┌────────

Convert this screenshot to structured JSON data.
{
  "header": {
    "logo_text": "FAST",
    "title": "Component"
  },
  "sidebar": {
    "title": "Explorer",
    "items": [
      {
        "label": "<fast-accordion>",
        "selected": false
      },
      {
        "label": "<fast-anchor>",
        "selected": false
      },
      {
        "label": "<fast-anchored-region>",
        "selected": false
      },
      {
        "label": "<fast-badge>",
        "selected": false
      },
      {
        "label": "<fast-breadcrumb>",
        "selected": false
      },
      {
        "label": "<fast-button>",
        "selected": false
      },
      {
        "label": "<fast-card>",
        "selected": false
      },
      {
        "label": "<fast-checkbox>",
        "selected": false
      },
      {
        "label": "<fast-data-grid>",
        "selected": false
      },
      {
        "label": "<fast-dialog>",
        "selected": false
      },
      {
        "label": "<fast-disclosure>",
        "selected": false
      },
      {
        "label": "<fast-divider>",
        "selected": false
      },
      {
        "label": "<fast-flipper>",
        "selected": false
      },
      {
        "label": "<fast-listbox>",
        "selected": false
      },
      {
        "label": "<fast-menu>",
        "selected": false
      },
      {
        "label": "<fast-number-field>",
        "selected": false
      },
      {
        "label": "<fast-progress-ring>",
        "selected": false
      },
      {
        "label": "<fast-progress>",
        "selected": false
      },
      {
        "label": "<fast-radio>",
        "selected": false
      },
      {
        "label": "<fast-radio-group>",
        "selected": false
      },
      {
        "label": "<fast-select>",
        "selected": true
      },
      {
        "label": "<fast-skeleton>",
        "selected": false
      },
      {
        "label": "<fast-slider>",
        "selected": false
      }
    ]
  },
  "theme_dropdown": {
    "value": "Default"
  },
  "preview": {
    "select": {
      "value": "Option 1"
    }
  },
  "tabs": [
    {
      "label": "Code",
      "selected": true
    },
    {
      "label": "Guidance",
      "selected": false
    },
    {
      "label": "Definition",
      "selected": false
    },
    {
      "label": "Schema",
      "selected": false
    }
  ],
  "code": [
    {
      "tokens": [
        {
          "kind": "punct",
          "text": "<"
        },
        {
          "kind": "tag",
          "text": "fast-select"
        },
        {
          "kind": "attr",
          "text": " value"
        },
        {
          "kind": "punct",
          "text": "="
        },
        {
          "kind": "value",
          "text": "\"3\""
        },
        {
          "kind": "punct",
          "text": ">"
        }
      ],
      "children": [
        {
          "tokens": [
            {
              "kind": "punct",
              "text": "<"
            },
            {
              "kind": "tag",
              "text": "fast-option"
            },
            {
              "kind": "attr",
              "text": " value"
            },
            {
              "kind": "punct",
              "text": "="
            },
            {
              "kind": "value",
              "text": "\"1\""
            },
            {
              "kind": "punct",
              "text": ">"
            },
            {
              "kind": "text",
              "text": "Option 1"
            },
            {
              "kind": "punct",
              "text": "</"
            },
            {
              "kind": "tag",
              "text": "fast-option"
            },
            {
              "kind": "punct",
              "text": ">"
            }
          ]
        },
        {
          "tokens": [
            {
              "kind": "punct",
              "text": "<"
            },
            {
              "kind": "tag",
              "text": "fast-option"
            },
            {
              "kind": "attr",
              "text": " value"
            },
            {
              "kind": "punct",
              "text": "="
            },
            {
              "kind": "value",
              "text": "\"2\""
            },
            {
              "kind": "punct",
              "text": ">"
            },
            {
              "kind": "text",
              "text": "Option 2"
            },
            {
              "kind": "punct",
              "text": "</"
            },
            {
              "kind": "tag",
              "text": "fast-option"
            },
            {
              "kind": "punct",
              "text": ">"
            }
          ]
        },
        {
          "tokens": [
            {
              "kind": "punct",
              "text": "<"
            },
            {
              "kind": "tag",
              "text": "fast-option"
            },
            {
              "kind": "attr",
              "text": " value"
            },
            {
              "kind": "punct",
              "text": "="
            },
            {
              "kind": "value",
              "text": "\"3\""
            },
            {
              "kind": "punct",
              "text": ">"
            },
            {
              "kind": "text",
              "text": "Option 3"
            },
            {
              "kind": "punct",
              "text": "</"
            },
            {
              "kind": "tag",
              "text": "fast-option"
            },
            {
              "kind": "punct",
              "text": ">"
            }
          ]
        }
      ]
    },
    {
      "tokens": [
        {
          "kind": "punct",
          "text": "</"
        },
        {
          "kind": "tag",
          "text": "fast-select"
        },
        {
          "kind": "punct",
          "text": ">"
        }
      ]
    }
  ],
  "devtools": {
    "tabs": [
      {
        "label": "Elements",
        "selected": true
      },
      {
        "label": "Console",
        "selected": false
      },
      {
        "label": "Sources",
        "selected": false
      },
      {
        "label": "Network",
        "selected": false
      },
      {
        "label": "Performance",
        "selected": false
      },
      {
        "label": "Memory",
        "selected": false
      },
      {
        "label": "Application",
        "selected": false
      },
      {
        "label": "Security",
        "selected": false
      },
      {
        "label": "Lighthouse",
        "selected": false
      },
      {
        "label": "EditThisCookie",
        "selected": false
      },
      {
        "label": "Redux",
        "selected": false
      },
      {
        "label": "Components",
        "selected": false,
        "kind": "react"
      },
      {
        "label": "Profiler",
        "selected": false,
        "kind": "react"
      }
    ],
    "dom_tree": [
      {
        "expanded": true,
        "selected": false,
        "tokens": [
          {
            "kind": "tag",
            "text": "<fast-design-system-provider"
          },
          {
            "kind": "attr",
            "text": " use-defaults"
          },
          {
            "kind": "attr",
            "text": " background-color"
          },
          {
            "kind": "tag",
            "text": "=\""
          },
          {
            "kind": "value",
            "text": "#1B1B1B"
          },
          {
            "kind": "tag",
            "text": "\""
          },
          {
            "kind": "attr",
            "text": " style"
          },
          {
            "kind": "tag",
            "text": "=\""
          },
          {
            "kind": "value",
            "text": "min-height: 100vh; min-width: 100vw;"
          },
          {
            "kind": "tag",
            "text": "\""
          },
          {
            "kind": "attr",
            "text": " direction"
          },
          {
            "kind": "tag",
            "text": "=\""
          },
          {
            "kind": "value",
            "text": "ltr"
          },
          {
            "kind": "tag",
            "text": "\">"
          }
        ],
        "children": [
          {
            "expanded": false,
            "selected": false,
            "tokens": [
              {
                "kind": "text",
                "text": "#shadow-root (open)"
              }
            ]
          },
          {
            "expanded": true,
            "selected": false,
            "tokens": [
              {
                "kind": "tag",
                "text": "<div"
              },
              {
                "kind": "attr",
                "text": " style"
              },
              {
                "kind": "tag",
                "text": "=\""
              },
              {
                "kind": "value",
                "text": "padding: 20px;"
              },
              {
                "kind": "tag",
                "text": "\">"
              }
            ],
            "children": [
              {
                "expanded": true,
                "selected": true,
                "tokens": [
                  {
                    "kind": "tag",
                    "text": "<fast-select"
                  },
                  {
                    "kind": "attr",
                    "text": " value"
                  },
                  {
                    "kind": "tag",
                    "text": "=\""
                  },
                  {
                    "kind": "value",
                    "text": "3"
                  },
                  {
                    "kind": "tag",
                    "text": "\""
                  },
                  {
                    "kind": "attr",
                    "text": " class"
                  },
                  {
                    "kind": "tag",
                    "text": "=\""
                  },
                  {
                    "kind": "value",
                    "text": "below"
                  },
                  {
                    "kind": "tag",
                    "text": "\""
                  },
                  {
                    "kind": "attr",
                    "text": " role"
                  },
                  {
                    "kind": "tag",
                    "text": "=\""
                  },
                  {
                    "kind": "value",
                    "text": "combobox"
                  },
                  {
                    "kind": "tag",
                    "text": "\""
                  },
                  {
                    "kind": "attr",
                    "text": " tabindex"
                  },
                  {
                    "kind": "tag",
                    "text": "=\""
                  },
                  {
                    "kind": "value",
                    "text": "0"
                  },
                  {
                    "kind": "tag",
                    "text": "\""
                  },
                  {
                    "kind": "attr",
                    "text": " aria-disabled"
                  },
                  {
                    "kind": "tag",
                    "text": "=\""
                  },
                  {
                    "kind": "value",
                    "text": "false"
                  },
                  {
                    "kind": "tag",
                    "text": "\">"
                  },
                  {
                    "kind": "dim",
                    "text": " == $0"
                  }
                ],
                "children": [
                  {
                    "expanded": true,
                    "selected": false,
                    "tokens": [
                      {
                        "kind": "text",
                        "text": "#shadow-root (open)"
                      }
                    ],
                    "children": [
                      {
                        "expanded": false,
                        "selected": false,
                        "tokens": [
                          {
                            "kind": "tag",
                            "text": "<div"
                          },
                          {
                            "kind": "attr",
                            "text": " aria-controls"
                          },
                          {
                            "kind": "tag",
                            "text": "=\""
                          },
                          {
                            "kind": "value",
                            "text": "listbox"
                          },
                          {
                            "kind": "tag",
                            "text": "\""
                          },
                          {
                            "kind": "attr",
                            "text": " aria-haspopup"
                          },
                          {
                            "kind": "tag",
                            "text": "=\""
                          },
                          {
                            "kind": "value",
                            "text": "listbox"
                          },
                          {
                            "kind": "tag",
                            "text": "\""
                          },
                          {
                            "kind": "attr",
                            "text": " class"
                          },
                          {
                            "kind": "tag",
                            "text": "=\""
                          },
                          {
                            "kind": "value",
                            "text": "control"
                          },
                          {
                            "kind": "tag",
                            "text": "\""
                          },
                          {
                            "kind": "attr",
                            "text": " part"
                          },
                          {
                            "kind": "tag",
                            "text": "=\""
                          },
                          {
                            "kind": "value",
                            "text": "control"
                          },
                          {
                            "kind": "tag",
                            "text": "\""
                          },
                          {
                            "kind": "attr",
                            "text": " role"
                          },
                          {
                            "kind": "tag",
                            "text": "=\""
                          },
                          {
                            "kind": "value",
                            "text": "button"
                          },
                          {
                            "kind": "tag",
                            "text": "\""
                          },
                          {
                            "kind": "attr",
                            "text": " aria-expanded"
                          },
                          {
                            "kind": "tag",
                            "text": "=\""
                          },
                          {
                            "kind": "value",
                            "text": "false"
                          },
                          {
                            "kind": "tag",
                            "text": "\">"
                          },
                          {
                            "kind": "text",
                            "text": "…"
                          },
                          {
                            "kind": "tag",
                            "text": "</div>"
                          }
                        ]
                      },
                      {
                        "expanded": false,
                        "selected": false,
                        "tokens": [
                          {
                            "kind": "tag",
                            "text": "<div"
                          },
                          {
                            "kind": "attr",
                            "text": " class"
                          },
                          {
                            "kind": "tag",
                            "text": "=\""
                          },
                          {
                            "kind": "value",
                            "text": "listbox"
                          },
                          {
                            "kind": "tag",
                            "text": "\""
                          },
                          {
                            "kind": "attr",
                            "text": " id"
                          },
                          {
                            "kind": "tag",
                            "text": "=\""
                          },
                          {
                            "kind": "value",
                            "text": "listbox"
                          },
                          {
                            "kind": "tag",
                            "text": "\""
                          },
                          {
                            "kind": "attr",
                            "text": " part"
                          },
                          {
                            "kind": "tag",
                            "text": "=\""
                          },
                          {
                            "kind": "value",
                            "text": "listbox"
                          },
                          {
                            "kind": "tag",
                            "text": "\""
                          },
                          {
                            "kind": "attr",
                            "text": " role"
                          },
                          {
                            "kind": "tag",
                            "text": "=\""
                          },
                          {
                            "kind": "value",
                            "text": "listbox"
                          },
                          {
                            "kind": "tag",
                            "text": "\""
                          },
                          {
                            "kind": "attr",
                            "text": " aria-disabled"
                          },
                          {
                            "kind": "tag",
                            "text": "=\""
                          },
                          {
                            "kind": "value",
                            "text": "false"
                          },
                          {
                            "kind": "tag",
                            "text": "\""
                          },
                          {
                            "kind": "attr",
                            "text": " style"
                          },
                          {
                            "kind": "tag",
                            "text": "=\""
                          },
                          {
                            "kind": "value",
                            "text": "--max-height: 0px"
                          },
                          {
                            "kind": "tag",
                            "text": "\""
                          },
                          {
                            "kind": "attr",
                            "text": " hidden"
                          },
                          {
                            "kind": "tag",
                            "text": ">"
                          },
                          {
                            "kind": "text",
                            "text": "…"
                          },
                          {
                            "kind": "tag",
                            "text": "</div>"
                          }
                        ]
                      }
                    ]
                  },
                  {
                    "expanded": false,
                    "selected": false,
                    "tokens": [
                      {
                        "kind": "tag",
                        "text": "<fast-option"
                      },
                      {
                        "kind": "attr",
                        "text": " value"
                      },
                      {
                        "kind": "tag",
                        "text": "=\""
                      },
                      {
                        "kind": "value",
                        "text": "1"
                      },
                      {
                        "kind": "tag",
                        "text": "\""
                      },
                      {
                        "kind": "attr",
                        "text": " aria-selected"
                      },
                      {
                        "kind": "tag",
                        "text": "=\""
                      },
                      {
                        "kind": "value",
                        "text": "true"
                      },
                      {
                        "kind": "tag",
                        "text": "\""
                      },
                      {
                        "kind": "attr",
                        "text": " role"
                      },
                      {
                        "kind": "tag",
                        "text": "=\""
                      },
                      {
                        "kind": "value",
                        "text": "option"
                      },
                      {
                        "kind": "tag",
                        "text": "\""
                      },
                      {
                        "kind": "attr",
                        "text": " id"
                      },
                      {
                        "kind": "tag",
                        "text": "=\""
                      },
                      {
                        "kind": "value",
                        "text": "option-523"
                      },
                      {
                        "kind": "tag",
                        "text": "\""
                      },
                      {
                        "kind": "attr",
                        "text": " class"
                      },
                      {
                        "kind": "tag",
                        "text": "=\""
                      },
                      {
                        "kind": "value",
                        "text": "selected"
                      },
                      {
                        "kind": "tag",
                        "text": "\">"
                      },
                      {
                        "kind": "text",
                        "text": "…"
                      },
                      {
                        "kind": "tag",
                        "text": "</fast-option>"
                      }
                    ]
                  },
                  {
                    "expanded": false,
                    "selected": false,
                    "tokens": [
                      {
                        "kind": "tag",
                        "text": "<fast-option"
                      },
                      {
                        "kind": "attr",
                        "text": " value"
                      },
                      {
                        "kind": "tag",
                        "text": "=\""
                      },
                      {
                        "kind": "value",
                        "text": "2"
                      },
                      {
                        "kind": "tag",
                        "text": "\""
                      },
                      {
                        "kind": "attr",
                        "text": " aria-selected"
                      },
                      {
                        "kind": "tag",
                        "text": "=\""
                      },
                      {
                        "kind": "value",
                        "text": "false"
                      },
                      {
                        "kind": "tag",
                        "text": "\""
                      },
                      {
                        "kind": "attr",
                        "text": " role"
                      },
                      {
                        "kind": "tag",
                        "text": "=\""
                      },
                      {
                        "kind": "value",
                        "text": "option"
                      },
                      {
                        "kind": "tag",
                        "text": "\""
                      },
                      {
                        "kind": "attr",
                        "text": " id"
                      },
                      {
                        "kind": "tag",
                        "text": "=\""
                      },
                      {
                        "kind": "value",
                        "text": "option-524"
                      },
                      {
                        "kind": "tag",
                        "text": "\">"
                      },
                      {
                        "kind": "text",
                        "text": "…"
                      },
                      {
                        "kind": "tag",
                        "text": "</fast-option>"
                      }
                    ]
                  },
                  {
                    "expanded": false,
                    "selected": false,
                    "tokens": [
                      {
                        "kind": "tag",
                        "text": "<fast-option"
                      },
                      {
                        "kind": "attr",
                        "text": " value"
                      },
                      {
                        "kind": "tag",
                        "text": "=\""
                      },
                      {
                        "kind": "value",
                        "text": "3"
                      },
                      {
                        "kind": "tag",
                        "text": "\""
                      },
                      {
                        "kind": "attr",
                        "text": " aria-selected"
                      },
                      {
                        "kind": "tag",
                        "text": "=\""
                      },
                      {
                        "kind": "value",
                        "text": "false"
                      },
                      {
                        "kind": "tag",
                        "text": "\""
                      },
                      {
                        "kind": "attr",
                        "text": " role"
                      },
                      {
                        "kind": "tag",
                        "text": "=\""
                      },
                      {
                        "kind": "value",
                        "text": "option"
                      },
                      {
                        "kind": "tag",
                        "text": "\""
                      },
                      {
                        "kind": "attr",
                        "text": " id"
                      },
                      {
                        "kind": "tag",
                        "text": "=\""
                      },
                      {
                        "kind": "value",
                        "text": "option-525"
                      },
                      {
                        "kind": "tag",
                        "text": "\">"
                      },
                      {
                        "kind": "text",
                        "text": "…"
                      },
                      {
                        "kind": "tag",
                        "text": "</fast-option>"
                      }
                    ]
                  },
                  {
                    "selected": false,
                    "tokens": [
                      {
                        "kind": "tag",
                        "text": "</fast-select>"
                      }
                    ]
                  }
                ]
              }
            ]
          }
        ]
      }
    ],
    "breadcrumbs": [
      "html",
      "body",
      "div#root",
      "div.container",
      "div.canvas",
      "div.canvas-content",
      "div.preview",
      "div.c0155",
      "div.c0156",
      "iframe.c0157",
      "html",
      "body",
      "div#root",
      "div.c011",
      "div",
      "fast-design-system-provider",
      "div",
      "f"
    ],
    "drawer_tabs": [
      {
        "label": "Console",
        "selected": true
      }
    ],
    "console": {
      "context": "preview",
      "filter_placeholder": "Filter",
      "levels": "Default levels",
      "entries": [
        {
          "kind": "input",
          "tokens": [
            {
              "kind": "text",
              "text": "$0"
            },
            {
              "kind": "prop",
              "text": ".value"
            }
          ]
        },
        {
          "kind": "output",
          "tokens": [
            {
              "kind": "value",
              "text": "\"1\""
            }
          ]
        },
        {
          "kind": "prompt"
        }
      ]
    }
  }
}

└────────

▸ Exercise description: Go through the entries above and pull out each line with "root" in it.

▸ Your solution:
                "text": "#shadow-root (open)"
                        "text": "#shadow-root (open)"
      "div#root",
      "div#root",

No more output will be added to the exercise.